Records:

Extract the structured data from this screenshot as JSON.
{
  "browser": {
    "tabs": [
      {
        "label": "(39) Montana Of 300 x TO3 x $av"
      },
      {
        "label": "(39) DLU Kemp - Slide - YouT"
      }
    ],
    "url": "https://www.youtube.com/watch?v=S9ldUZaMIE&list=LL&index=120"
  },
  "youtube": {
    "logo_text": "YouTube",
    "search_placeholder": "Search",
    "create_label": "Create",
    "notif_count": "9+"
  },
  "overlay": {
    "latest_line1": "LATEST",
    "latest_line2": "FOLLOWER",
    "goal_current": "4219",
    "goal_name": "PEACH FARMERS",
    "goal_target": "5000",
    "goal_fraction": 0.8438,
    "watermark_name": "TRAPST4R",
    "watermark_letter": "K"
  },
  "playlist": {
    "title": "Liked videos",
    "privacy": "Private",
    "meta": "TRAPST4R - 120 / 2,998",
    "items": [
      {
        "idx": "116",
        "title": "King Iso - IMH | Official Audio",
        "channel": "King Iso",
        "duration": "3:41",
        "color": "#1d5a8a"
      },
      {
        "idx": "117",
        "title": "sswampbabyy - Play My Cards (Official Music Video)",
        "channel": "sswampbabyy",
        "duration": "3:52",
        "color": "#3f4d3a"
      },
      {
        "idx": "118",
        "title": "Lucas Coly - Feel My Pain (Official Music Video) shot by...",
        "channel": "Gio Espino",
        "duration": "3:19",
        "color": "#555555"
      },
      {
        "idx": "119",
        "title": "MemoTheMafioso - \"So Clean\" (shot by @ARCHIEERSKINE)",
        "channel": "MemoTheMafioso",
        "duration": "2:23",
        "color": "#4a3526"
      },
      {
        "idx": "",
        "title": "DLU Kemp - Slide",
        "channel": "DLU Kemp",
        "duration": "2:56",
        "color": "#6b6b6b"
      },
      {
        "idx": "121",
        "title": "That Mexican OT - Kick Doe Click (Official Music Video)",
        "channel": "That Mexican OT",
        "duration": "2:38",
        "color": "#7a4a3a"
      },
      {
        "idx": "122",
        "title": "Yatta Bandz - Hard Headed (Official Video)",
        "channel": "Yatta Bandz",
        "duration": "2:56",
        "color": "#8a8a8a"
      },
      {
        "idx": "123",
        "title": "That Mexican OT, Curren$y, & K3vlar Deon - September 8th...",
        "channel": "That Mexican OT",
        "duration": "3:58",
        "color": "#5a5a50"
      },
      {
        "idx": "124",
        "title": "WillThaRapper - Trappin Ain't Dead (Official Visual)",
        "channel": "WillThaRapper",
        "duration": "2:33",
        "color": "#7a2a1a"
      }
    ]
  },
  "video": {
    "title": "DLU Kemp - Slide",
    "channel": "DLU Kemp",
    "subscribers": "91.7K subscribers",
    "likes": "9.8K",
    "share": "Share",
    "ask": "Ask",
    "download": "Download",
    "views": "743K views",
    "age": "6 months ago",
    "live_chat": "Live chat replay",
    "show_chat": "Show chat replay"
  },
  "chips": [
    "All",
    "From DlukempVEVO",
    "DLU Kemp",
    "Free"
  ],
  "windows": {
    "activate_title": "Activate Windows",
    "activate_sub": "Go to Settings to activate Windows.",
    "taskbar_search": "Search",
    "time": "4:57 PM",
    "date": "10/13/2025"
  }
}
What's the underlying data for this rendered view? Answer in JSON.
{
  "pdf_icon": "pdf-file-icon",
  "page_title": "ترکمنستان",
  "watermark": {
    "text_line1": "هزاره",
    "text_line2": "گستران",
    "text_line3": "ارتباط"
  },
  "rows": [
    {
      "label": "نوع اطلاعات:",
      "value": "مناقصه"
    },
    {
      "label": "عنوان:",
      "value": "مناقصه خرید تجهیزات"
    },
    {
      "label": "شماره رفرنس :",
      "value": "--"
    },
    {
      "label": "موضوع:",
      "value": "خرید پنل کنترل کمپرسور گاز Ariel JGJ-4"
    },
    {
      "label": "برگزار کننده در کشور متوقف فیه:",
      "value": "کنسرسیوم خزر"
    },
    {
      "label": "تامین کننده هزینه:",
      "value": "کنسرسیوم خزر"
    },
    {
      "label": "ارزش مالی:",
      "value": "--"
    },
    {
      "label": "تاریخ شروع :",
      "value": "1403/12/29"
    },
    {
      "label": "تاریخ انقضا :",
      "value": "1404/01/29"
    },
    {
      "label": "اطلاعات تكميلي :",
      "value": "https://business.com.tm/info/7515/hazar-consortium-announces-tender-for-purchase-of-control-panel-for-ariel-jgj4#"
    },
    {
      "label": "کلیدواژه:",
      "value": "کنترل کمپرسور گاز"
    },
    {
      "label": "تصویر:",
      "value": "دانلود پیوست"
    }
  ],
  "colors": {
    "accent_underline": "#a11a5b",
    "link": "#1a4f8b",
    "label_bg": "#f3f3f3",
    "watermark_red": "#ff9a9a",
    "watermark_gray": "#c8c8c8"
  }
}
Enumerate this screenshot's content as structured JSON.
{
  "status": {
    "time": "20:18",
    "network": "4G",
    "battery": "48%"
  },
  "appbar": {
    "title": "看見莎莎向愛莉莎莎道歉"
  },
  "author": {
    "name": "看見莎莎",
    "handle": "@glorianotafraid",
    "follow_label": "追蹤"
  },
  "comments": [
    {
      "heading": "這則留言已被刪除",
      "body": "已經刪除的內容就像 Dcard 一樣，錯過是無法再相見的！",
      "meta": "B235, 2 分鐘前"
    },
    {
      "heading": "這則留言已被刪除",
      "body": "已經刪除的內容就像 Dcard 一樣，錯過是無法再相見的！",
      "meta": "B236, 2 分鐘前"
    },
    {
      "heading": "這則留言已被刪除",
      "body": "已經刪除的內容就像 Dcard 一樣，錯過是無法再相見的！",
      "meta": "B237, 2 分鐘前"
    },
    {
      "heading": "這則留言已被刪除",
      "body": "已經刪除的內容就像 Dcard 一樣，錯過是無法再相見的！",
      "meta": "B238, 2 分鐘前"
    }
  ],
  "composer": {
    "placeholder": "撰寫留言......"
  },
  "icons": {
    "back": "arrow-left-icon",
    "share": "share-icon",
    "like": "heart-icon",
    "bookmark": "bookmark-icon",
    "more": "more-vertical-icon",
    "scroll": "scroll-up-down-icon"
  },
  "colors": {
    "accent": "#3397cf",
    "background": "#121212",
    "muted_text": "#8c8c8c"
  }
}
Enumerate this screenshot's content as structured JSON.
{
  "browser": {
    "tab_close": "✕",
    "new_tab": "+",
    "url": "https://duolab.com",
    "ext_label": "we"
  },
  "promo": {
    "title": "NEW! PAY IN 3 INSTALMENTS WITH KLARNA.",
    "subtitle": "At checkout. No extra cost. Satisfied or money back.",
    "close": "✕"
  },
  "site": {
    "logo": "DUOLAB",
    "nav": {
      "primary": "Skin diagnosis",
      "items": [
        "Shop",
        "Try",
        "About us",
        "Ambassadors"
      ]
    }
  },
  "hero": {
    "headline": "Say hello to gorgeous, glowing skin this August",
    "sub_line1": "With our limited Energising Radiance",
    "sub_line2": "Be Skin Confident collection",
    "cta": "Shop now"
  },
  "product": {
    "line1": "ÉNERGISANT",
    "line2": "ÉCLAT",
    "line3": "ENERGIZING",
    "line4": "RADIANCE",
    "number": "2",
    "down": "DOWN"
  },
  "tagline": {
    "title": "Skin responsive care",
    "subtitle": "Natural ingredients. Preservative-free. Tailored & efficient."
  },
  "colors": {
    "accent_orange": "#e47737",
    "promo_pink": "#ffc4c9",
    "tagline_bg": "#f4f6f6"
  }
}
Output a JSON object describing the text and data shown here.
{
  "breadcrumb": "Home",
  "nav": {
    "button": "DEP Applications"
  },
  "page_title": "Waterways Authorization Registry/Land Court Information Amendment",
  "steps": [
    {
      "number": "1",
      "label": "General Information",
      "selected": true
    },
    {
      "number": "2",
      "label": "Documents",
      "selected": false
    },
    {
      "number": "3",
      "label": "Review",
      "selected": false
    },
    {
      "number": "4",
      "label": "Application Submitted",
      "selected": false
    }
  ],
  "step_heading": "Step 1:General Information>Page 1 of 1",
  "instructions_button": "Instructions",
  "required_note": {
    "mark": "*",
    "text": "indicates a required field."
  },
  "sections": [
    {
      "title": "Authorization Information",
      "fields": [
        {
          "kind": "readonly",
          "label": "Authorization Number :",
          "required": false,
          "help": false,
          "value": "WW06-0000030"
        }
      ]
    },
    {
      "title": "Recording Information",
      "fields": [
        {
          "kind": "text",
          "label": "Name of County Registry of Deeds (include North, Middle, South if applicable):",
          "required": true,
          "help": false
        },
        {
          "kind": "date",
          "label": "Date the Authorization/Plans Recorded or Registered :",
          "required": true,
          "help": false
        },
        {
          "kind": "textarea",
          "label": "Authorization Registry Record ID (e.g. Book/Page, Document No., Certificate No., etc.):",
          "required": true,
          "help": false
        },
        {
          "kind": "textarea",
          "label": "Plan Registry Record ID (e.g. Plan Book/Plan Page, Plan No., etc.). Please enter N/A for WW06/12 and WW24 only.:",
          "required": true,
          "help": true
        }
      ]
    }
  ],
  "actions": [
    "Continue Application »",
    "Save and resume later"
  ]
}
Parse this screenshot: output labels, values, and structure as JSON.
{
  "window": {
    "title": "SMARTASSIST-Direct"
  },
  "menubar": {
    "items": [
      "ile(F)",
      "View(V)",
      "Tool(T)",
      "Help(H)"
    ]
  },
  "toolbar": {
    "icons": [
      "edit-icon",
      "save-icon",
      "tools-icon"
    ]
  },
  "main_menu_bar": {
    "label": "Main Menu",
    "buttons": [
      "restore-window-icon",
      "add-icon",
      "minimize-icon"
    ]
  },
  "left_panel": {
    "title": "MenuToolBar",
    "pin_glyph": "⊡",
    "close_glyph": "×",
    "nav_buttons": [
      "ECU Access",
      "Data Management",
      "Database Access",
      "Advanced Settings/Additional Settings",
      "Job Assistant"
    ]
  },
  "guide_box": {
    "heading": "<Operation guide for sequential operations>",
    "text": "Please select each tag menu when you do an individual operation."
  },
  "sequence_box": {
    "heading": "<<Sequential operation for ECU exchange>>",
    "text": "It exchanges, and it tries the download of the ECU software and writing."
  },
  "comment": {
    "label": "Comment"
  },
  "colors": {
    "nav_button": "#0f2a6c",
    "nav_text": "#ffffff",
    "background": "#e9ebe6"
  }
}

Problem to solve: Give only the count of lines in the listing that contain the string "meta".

Answer space: 5